» **Material to process**
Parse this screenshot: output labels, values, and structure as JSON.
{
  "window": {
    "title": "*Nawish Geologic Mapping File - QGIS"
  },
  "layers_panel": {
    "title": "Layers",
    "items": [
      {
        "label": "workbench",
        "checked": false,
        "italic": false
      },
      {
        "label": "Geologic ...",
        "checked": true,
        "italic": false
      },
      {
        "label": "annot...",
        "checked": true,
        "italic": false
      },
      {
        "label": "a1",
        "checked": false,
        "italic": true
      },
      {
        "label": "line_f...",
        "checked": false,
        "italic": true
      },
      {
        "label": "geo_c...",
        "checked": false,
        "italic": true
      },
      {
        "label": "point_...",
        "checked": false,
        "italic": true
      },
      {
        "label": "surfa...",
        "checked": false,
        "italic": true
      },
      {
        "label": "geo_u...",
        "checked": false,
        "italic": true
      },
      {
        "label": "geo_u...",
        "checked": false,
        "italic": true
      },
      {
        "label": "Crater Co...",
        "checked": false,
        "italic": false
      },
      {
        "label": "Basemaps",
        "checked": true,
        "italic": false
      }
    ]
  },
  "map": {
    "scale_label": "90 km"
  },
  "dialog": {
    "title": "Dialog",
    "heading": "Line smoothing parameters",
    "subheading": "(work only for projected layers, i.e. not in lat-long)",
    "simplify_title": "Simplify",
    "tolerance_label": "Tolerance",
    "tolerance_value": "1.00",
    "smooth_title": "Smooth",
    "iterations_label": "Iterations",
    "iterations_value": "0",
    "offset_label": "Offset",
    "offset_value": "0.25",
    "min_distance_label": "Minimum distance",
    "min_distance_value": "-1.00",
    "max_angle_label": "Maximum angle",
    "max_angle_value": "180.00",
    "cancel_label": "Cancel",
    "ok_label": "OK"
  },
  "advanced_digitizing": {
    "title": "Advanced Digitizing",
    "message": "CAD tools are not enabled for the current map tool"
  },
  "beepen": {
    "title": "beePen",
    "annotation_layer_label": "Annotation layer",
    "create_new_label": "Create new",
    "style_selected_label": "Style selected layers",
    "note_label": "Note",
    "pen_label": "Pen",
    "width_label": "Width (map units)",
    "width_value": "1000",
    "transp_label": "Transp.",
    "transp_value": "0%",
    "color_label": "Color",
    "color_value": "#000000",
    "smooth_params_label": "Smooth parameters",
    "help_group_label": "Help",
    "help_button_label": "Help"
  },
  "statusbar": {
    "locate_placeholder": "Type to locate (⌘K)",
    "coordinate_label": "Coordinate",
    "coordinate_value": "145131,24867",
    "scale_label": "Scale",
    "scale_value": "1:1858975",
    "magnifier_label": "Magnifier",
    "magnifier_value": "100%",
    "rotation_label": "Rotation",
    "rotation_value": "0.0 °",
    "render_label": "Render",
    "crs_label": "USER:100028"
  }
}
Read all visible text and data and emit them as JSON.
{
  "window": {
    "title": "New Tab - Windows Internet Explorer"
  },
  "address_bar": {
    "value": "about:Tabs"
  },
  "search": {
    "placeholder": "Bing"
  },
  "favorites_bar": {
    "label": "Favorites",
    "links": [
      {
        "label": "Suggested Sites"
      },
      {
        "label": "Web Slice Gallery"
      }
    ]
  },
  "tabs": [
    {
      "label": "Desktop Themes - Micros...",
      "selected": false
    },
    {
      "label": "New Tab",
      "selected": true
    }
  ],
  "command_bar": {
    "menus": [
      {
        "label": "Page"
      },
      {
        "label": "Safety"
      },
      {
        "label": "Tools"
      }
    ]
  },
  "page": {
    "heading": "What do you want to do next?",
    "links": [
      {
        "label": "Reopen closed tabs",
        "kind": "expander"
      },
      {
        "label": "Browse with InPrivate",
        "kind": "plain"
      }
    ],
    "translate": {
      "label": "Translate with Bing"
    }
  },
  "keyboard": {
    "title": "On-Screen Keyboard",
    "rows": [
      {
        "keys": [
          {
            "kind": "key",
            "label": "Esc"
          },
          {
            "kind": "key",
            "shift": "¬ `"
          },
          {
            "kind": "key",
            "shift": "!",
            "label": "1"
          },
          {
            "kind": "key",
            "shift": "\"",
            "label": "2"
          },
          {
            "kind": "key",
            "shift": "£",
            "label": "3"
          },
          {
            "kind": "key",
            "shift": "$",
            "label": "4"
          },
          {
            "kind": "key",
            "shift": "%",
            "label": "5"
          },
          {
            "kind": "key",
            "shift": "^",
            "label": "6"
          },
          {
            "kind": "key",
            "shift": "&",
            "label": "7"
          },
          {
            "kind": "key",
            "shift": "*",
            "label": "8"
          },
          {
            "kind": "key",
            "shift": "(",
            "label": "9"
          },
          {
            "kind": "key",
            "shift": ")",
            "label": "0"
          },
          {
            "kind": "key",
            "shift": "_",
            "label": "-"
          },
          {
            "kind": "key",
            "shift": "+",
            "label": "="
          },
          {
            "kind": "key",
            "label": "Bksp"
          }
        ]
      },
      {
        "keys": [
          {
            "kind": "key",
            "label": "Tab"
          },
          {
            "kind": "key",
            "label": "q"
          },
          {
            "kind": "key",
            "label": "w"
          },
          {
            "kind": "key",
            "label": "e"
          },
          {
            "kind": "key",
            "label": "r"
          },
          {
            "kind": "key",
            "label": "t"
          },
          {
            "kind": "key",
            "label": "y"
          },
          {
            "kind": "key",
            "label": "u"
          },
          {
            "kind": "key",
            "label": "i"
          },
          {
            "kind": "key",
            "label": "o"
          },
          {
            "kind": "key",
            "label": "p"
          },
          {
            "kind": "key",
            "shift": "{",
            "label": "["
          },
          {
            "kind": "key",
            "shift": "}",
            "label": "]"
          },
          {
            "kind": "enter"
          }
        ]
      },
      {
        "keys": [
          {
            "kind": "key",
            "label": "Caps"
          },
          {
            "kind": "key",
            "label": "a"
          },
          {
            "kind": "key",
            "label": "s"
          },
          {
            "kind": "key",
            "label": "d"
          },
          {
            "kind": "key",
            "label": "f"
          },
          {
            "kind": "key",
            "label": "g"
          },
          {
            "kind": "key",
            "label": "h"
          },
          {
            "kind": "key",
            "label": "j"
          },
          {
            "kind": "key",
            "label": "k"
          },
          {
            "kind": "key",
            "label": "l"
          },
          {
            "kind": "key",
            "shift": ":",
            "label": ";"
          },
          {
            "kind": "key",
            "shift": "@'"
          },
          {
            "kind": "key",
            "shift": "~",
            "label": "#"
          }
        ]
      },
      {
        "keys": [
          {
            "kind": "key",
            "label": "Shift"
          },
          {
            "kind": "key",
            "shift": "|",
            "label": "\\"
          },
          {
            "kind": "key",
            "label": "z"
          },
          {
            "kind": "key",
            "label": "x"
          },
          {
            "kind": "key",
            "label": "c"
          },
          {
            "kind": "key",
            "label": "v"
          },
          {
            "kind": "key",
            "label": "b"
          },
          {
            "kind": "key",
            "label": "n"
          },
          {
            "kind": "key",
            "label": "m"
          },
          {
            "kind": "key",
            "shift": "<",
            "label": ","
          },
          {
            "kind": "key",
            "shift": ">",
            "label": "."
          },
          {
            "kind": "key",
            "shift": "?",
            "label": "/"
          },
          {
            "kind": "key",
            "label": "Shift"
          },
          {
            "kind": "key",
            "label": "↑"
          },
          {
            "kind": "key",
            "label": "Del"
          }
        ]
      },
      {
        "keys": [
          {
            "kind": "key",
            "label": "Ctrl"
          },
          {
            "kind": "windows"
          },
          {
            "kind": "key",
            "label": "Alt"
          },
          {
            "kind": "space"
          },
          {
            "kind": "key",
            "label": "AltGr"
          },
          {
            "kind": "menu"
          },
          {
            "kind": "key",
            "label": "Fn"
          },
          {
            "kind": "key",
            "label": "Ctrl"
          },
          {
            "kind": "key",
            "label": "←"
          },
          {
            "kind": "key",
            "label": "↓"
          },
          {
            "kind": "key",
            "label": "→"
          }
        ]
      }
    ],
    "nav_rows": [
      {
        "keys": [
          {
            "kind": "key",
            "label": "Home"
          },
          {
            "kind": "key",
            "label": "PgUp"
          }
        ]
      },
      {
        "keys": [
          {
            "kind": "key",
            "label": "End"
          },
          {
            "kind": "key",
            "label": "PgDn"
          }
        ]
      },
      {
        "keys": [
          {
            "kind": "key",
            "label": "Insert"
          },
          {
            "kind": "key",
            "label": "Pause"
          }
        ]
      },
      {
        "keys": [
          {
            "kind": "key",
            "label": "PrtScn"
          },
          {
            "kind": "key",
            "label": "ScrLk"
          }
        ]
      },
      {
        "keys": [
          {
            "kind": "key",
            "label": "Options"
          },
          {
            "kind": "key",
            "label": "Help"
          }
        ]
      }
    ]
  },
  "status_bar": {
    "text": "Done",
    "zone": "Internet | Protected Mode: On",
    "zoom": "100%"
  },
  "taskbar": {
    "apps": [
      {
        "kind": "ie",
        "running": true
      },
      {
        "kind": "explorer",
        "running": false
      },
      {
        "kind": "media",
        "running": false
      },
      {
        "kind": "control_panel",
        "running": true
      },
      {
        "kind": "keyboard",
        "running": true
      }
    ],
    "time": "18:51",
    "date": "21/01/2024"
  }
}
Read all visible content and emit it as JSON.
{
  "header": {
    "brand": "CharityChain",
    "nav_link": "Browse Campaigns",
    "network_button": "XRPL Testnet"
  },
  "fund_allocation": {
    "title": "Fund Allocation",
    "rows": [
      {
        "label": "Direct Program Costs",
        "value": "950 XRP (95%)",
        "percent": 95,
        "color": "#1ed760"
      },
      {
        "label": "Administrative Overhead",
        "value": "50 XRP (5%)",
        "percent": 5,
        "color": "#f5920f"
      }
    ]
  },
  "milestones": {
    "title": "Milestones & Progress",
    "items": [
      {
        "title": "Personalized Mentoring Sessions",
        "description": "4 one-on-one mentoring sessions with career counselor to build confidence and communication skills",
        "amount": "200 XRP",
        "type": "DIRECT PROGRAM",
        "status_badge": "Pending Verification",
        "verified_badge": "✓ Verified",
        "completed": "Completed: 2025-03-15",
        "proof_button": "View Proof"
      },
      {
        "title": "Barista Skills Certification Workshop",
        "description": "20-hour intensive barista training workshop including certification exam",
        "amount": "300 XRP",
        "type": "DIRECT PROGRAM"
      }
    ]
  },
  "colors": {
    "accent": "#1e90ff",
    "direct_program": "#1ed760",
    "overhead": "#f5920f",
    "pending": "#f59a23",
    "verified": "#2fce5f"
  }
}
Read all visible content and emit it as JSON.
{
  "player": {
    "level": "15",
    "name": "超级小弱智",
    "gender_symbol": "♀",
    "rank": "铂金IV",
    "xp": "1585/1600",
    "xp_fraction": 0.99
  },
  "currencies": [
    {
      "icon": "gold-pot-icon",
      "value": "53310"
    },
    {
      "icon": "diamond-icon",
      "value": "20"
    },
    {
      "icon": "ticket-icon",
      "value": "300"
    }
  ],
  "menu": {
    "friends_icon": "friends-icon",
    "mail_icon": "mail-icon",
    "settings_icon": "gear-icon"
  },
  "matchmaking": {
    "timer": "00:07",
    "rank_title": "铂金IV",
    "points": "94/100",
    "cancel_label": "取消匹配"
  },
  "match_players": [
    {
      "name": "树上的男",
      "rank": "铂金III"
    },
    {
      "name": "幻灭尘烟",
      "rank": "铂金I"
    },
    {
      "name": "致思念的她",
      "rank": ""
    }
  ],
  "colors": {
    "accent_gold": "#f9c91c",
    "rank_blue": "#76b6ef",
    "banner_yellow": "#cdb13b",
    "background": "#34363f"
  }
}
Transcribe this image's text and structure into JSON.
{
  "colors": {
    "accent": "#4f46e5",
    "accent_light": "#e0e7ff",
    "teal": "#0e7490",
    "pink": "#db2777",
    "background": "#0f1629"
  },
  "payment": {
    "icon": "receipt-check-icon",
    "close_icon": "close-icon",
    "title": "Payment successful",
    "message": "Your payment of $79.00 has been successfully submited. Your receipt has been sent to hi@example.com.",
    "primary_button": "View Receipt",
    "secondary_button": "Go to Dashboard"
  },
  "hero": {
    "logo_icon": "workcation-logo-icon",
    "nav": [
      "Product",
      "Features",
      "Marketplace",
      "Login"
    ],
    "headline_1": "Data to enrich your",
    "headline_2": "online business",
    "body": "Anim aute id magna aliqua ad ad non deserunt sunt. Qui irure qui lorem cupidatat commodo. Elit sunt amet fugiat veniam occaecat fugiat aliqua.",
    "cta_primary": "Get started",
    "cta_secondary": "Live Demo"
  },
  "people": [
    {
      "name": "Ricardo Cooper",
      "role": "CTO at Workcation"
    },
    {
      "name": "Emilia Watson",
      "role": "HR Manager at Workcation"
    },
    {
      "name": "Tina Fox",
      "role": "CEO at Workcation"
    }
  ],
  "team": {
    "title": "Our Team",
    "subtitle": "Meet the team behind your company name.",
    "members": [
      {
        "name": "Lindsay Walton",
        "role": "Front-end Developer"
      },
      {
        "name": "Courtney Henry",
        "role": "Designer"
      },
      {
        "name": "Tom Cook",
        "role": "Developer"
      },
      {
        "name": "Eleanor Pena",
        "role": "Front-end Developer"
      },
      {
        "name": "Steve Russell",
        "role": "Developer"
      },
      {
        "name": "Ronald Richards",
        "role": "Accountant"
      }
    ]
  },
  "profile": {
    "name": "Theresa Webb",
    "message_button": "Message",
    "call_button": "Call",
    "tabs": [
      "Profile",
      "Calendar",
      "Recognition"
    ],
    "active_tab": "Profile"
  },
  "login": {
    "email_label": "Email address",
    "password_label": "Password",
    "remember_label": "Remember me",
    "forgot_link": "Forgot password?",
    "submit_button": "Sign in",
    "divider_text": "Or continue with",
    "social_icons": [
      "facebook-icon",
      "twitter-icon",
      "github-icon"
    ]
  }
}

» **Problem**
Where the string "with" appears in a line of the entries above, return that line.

» **Solution below**
        "label": "Browse with InPrivate",
      "label": "Translate with Bing"
        "description": "4 one-on-one mentoring sessions with career counselor to build confidence and communication skills",
    "divider_text": "Or continue with",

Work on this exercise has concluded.